**Problem**:
Reproduce the records below in full and without edits, omitting images.
○ ○ ○ ○ ○ ○ ○
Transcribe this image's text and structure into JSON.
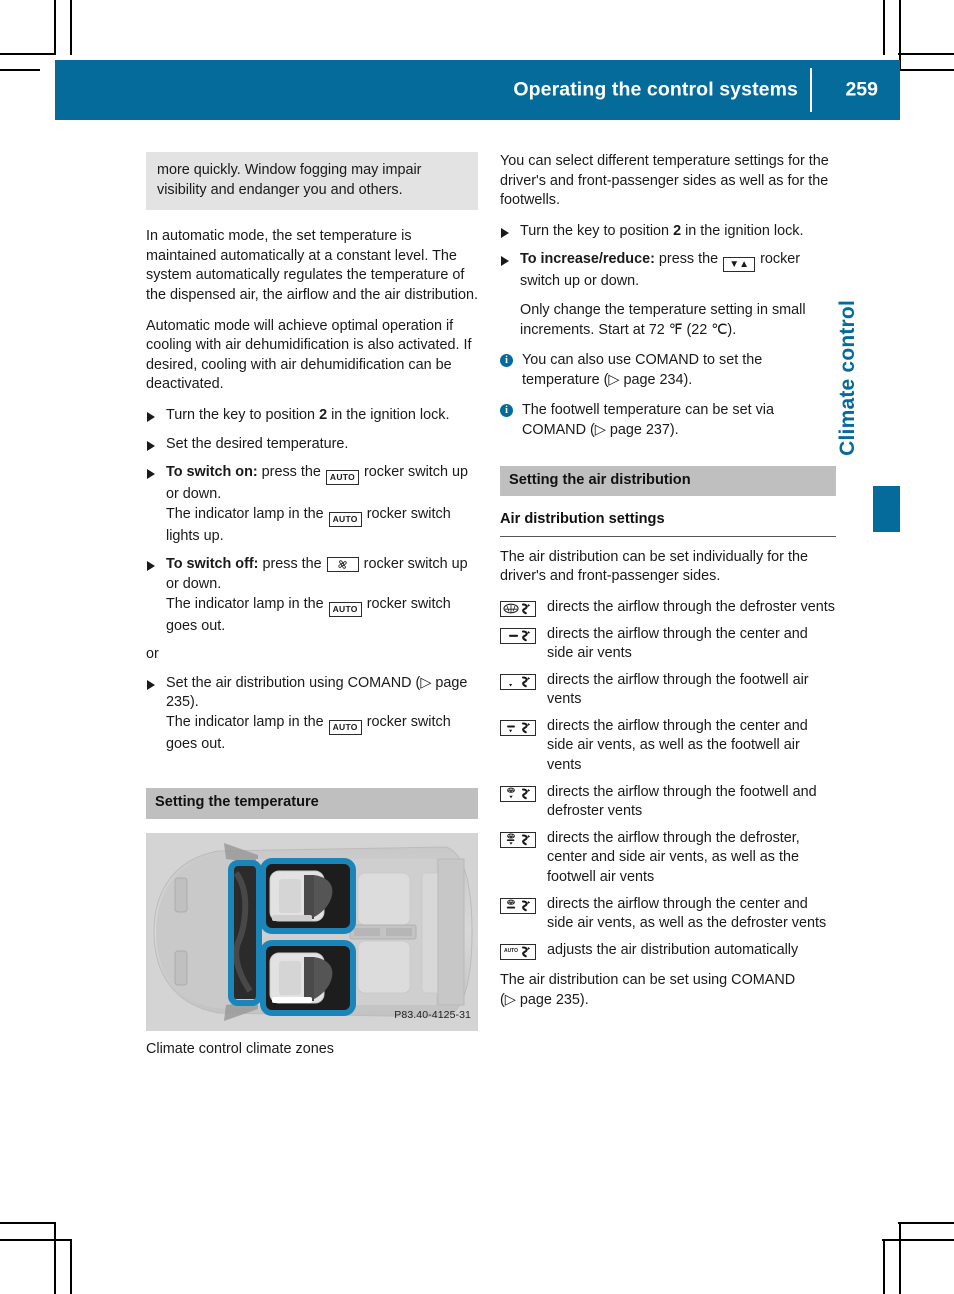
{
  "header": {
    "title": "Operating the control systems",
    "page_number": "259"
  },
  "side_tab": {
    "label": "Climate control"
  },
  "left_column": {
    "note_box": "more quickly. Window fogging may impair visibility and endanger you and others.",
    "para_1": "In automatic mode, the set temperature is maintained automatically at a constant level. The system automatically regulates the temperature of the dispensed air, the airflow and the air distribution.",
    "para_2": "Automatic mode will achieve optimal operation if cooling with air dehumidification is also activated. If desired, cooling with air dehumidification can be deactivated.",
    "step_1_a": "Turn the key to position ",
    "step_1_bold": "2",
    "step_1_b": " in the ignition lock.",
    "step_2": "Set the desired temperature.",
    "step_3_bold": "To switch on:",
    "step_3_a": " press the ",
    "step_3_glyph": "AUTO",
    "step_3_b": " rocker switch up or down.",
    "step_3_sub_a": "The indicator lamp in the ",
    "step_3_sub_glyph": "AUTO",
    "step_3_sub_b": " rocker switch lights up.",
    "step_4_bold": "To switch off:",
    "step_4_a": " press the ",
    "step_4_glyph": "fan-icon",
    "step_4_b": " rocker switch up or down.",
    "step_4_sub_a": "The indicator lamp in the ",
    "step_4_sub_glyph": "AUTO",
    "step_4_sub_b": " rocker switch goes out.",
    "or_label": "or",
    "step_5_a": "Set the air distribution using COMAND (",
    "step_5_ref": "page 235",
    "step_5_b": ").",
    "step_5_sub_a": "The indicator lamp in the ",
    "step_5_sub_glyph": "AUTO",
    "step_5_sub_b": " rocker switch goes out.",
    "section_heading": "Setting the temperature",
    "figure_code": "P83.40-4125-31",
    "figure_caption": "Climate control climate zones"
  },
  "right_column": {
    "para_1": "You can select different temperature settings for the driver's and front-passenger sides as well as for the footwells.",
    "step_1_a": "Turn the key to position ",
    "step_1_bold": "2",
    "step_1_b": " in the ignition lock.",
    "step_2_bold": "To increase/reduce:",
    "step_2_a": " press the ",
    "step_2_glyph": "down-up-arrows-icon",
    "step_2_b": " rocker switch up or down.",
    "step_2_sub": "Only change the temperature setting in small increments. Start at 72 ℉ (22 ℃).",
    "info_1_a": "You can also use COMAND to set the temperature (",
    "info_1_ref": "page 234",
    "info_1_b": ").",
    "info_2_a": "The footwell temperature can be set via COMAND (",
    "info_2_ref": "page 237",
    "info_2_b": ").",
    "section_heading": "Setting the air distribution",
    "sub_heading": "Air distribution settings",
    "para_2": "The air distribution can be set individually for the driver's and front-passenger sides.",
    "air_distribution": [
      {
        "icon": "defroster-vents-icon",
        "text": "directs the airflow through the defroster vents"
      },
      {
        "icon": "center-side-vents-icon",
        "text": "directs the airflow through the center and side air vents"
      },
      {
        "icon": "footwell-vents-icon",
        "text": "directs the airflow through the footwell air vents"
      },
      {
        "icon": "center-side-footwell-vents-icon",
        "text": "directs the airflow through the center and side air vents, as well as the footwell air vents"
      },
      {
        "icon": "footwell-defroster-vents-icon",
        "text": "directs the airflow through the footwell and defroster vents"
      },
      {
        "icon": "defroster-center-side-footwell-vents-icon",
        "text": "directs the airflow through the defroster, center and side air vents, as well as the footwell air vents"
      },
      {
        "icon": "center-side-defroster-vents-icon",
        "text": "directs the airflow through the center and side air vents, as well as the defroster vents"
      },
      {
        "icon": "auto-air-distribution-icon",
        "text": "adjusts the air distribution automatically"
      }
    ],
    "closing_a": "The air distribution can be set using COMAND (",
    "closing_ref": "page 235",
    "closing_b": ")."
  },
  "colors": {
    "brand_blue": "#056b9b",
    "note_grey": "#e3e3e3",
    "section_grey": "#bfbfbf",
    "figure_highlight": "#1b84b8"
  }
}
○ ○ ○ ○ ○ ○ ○
**Expected answer**:
Transcribe this image's text and structure into JSON.
{
  "header": {
    "title": "Operating the control systems",
    "page_number": "259"
  },
  "side_tab": {
    "label": "Climate control"
  },
  "left_column": {
    "note_box": "more quickly. Window fogging may impair visibility and endanger you and others.",
    "para_1": "In automatic mode, the set temperature is maintained automatically at a constant level. The system automatically regulates the temperature of the dispensed air, the airflow and the air distribution.",
    "para_2": "Automatic mode will achieve optimal operation if cooling with air dehumidification is also activated. If desired, cooling with air dehumidification can be deactivated.",
    "step_1_a": "Turn the key to position ",
    "step_1_bold": "2",
    "step_1_b": " in the ignition lock.",
    "step_2": "Set the desired temperature.",
    "step_3_bold": "To switch on:",
    "step_3_a": " press the ",
    "step_3_glyph": "AUTO",
    "step_3_b": " rocker switch up or down.",
    "step_3_sub_a": "The indicator lamp in the ",
    "step_3_sub_glyph": "AUTO",
    "step_3_sub_b": " rocker switch lights up.",
    "step_4_bold": "To switch off:",
    "step_4_a": " press the ",
    "step_4_glyph": "fan-icon",
    "step_4_b": " rocker switch up or down.",
    "step_4_sub_a": "The indicator lamp in the ",
    "step_4_sub_glyph": "AUTO",
    "step_4_sub_b": " rocker switch goes out.",
    "or_label": "or",
    "step_5_a": "Set the air distribution using COMAND (",
    "step_5_ref": "page 235",
    "step_5_b": ").",
    "step_5_sub_a": "The indicator lamp in the ",
    "step_5_sub_glyph": "AUTO",
    "step_5_sub_b": " rocker switch goes out.",
    "section_heading": "Setting the temperature",
    "figure_code": "P83.40-4125-31",
    "figure_caption": "Climate control climate zones"
  },
  "right_column": {
    "para_1": "You can select different temperature settings for the driver's and front-passenger sides as well as for the footwells.",
    "step_1_a": "Turn the key to position ",
    "step_1_bold": "2",
    "step_1_b": " in the ignition lock.",
    "step_2_bold": "To increase/reduce:",
    "step_2_a": " press the ",
    "step_2_glyph": "down-up-arrows-icon",
    "step_2_b": " rocker switch up or down.",
    "step_2_sub": "Only change the temperature setting in small increments. Start at 72 ℉ (22 ℃).",
    "info_1_a": "You can also use COMAND to set the temperature (",
    "info_1_ref": "page 234",
    "info_1_b": ").",
    "info_2_a": "The footwell temperature can be set via COMAND (",
    "info_2_ref": "page 237",
    "info_2_b": ").",
    "section_heading": "Setting the air distribution",
    "sub_heading": "Air distribution settings",
    "para_2": "The air distribution can be set individually for the driver's and front-passenger sides.",
    "air_distribution": [
      {
        "icon": "defroster-vents-icon",
        "text": "directs the airflow through the defroster vents"
      },
      {
        "icon": "center-side-vents-icon",
        "text": "directs the airflow through the center and side air vents"
      },
      {
        "icon": "footwell-vents-icon",
        "text": "directs the airflow through the footwell air vents"
      },
      {
        "icon": "center-side-footwell-vents-icon",
        "text": "directs the airflow through the center and side air vents, as well as the footwell air vents"
      },
      {
        "icon": "footwell-defroster-vents-icon",
        "text": "directs the airflow through the footwell and defroster vents"
      },
      {
        "icon": "defroster-center-side-footwell-vents-icon",
        "text": "directs the airflow through the defroster, center and side air vents, as well as the footwell air vents"
      },
      {
        "icon": "center-side-defroster-vents-icon",
        "text": "directs the airflow through the center and side air vents, as well as the defroster vents"
      },
      {
        "icon": "auto-air-distribution-icon",
        "text": "adjusts the air distribution automatically"
      }
    ],
    "closing_a": "The air distribution can be set using COMAND (",
    "closing_ref": "page 235",
    "closing_b": ")."
  },
  "colors": {
    "brand_blue": "#056b9b",
    "note_grey": "#e3e3e3",
    "section_grey": "#bfbfbf",
    "figure_highlight": "#1b84b8"
  }
}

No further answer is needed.